October 18, 1998 |
Here is the Mendocino County district attorney's race boiled down to its extremely odd essence: On your right is incumbent Susan Massini, a conservative Republican pushing for a fourth term, who has been accused of bungling the highest-profile cases of her 12-year tenure, from the slaying of a sheriff's deputy to the prosecution of union activists. On your not-quite left is challenger Norman L. Vroman, a Libertarian who spent nine months in federal prison for failing to file tax returns.
February 16, 1997 |
Over two hours, three times a day, precisely on schedule, on a full stomach. A novice picker and single mother named Velasquez, acknowledged that spending an afternoon working like a dog for a few of the aromatic, apricot-flavored golden mushrooms that will sell for $11 a pound in upscale Bay Area markets is no way to get rich. "But the economy up here is awful, and you have to do what you can," she said. Besides, "I enjoy being outside."
July 28, 1996
I enjoyed reading the article by Heidi Haughy Cusick ("Cabin Fever," June 30), particularly since I have not been through Mendocino County for over 30 years. The author, however, states that Beija Flor is Portuguese for beautiful flower. Not so. Beija Flor, loosely translated, means "flower kisser" and is an appropriate name for that pretty creature the hummingbird. If Ms. Cusick had kept her eyes peeled, she would probably have spotted hummingbird logos at the hideaway. RUDY DOMENIE Laguna Hills
February 14, 1996 |
Printed prominently on each front page of the Anderson Valley Advertiser is a famous quotation from the legendary newsman Joseph Pulitzer. "Newspapers," it reads, "should have no friends." The admonition is clear: Journalists must avoid relationships that might prevent them from reporting news fairly and accurately.

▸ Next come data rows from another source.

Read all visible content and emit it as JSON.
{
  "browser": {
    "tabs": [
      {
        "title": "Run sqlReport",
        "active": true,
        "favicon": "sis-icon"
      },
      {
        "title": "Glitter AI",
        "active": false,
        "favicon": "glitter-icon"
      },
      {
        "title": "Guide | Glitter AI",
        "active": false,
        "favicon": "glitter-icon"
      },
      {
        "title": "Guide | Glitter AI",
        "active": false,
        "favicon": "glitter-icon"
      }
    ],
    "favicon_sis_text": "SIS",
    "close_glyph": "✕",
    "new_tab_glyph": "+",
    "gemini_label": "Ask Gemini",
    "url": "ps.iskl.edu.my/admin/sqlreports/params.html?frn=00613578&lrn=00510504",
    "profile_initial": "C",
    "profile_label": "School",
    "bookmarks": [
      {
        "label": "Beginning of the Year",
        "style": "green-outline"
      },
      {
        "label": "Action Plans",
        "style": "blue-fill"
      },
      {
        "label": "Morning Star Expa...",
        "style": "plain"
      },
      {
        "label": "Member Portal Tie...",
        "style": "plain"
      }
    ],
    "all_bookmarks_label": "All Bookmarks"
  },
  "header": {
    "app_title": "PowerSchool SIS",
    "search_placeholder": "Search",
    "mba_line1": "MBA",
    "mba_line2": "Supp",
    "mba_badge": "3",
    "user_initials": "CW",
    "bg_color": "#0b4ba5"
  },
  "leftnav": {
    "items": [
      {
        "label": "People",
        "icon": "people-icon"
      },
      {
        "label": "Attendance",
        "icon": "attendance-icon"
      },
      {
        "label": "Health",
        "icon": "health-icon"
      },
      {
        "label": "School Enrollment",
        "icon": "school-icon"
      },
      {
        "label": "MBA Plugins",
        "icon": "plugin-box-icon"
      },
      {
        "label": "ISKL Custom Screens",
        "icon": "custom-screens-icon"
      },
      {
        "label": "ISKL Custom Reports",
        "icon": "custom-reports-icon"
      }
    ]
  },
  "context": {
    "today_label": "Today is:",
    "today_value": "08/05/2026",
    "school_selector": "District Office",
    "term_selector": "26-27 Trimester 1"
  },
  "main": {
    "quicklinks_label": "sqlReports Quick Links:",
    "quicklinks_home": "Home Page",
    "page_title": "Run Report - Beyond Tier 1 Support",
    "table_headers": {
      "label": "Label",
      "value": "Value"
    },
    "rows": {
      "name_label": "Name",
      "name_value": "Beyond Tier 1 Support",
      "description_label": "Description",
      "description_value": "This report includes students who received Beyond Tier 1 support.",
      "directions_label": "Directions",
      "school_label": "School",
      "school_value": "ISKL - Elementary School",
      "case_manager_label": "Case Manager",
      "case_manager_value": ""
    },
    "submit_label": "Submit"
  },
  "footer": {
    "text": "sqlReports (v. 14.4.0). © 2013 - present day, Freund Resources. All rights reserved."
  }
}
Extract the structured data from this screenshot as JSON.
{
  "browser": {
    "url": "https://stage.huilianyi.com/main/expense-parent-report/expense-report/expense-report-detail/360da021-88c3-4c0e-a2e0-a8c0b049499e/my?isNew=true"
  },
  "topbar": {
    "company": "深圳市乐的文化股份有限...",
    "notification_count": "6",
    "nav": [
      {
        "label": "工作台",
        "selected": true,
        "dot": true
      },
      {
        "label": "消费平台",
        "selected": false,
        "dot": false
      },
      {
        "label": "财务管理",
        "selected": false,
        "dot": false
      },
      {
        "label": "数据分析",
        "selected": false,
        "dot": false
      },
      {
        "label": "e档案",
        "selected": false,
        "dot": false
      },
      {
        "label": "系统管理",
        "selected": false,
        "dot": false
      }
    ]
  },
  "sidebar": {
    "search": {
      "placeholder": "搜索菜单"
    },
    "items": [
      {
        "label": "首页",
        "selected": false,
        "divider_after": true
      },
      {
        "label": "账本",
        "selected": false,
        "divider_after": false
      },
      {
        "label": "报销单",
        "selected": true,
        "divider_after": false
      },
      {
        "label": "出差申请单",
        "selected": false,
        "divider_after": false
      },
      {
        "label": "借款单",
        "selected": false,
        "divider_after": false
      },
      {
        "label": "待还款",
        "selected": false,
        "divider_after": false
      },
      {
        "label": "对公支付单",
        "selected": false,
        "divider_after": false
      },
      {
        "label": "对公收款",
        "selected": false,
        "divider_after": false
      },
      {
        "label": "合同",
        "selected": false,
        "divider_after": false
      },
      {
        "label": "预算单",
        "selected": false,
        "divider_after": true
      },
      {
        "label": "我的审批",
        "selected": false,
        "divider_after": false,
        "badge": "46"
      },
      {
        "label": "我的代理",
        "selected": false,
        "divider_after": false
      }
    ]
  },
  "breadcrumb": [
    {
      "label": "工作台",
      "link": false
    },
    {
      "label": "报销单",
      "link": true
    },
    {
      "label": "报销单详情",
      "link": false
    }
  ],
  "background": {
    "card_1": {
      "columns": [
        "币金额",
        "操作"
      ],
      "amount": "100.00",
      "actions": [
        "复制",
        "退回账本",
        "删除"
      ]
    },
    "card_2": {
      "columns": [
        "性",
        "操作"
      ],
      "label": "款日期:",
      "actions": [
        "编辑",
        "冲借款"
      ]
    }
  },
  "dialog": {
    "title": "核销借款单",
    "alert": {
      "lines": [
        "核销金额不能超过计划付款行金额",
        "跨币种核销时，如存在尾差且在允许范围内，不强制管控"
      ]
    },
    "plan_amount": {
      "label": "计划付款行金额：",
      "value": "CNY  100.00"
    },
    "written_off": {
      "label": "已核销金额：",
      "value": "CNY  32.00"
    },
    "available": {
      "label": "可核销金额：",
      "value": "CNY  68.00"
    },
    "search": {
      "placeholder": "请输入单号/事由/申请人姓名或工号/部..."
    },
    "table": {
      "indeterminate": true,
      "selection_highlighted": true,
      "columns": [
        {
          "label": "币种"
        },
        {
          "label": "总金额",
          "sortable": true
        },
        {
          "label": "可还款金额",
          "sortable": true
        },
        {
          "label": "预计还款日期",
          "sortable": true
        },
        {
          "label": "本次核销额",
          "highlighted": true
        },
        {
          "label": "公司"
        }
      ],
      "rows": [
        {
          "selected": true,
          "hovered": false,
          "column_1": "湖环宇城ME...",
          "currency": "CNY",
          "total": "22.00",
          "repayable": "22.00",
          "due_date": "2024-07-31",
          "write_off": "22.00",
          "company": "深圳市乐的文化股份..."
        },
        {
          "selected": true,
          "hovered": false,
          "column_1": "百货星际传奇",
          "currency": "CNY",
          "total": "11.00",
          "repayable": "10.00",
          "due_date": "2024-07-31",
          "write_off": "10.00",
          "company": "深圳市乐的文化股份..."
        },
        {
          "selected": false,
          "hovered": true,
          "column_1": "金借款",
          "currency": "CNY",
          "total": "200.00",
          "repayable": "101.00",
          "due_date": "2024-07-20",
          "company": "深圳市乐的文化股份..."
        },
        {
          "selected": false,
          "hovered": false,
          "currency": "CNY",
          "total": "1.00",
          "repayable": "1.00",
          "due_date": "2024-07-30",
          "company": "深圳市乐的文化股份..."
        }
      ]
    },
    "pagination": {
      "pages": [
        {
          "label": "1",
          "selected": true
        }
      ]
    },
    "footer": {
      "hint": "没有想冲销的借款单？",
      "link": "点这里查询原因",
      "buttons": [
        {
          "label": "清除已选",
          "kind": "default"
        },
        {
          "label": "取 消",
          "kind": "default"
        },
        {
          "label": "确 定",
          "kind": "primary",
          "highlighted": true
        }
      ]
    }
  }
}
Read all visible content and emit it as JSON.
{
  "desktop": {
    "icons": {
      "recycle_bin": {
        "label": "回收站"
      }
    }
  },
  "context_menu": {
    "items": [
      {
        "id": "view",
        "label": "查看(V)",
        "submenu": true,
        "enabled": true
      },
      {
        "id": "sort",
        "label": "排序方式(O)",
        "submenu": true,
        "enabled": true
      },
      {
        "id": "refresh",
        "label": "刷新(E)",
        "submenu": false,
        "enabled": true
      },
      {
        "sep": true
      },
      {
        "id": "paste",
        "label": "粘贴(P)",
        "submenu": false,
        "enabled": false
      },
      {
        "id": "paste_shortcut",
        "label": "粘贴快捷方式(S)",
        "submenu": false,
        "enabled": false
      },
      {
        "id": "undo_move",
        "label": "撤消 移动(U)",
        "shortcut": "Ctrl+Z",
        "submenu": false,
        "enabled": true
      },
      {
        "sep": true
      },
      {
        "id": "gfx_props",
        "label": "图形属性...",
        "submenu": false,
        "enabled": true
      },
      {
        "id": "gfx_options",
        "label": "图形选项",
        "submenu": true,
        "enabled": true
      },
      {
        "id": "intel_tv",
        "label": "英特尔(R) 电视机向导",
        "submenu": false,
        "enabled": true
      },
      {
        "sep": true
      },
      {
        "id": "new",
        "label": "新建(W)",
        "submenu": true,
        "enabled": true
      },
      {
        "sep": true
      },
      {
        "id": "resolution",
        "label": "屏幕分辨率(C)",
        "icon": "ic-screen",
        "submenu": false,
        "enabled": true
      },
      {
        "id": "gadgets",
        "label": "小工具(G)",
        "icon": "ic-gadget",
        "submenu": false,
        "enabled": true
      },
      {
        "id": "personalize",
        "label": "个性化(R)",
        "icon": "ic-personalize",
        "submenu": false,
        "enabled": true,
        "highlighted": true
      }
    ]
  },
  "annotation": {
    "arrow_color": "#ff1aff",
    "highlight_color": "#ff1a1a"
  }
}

Few have embraced this advice as lustily as Bruce Anderson, the owner-editor-publisher of the Advertiser.
January 19, 1996 |
To the old-timers who gather for afternoon coffee at the Redwood Drive-in, there are few pastimes sweeter than sharkin' a bright-lighter with a slib of Boont. Take the yuppie in his BMW, up from San Francisco for some weekend wine tasting. He approaches the men with a smile, asking directions to a local bed and breakfast inn. The response is quick--and earnestly polite: "Take your wee moshe, pike toward the Deep End and you'll deek on the Big Crick chiggrul and sluggin' region. And jape easy!"
CALIFORNIA | LOCAL
May 21, 1995 |
Whether the falling trees in this remote forest made noise is anyone's guess. Nobody was around to hear. But weeks later the uprooted trees--along with tons of boulders, mud and shale--are still causing a stir. Environmentalists blame loggers for the 80-foot-deep, nine-acre swath of hillside that tumbled into the Navarro River sometime in March. The landowner, Louisiana-Pacific Corp., contends it was an "act of God."
CALIFORNIA | LOCAL
November 17, 1990
As a native Northern Californian born and raised in the "silver lining" above Mendocino County, I strongly agree with Cockburn's column. His cryptic outlook on the parties and their funding is realistic. These corporations are piling money into these candidates for their own welfare, not that of the community. It is time to realize the dangers we are facing by allowing these multimillion-dollar firms to influence and run our elections and our government. It is indeed time that we as individuals who appreciate our freedom become educated about the perils of corporate funding before we find our democracy taken away by socialists in three-piece suits.